Search each line below for "left", then return the lines where it appears.

Start of Data in this exercise

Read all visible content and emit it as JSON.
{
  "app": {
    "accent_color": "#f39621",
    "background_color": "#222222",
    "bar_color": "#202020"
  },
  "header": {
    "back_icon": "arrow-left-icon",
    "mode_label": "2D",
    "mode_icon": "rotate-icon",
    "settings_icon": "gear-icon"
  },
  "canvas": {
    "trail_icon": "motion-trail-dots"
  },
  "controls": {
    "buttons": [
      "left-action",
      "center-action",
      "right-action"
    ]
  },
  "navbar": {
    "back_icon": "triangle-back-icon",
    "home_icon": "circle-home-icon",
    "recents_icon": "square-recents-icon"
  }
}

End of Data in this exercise

[Response below]
    "back_icon": "arrow-left-icon",
      "left-action",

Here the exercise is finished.